-- What is needed --
Please count the lines of the listing below in which "Линейные" occurs, and reply with the number only.

-- Supplied information --

════════════════

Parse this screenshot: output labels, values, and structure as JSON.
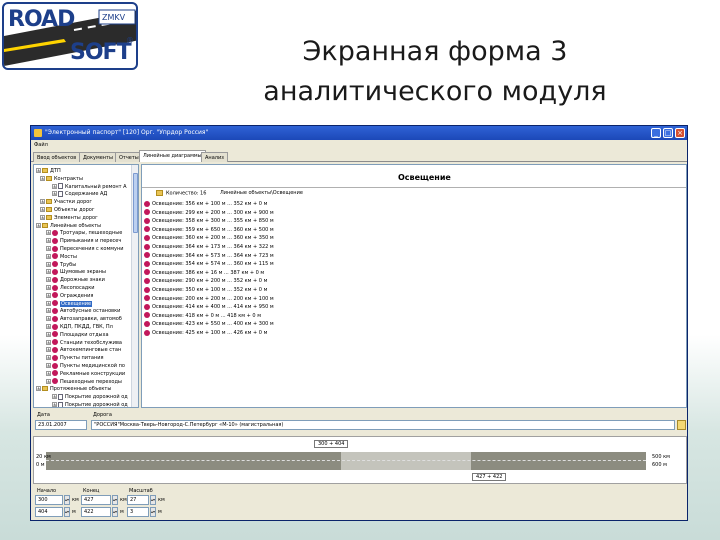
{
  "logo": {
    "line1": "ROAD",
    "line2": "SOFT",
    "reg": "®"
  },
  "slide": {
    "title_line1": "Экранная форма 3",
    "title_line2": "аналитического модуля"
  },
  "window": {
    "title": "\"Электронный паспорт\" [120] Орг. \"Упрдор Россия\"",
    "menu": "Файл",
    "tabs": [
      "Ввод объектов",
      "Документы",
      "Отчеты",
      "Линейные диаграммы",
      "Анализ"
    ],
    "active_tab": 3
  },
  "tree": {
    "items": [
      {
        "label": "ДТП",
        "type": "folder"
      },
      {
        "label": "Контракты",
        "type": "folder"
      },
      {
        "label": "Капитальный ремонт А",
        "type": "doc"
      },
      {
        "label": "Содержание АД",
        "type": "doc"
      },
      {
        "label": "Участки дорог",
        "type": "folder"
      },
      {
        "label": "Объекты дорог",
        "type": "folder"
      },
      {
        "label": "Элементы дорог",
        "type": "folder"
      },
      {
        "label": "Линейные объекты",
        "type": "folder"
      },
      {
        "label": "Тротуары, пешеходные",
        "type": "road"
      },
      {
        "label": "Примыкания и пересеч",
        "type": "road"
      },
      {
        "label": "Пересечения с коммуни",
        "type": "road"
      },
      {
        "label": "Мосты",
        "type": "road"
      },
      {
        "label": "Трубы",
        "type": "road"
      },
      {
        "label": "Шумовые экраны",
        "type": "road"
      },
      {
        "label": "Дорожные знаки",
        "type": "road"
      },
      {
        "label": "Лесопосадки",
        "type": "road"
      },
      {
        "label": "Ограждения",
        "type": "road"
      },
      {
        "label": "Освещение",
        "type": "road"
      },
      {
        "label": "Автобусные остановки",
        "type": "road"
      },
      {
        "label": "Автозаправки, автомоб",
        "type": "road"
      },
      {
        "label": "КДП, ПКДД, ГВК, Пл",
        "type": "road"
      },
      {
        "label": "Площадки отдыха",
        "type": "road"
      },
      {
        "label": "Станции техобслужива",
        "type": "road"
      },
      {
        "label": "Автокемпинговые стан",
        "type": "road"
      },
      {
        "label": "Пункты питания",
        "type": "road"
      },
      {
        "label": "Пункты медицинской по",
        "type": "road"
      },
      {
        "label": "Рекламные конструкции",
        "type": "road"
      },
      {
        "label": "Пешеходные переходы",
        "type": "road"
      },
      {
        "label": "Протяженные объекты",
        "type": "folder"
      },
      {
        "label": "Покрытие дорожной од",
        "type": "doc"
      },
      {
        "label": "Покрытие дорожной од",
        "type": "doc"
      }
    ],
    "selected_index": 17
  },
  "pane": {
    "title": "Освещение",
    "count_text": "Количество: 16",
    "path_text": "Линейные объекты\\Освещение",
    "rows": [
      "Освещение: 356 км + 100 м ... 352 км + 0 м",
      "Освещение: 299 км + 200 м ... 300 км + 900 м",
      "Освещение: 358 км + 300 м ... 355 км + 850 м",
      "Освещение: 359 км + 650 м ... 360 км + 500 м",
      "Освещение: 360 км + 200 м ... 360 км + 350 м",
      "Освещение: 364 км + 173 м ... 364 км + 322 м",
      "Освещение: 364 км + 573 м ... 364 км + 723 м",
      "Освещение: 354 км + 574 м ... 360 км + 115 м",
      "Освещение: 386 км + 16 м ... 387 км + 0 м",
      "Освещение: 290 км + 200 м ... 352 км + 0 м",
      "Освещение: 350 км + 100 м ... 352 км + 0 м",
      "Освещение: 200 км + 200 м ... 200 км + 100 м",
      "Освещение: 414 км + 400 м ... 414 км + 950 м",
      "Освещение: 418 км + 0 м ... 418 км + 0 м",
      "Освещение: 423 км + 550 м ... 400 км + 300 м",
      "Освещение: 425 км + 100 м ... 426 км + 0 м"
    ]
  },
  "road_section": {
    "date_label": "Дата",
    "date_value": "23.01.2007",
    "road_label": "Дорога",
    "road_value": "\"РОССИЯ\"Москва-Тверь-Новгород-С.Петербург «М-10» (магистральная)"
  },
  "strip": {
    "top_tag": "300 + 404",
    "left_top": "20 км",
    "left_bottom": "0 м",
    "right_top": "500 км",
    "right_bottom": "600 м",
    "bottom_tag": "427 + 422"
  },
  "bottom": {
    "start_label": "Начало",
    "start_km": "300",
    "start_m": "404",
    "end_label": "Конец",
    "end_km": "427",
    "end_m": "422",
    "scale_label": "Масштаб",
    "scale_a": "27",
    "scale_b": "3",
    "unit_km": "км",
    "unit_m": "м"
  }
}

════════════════

-- Output --
3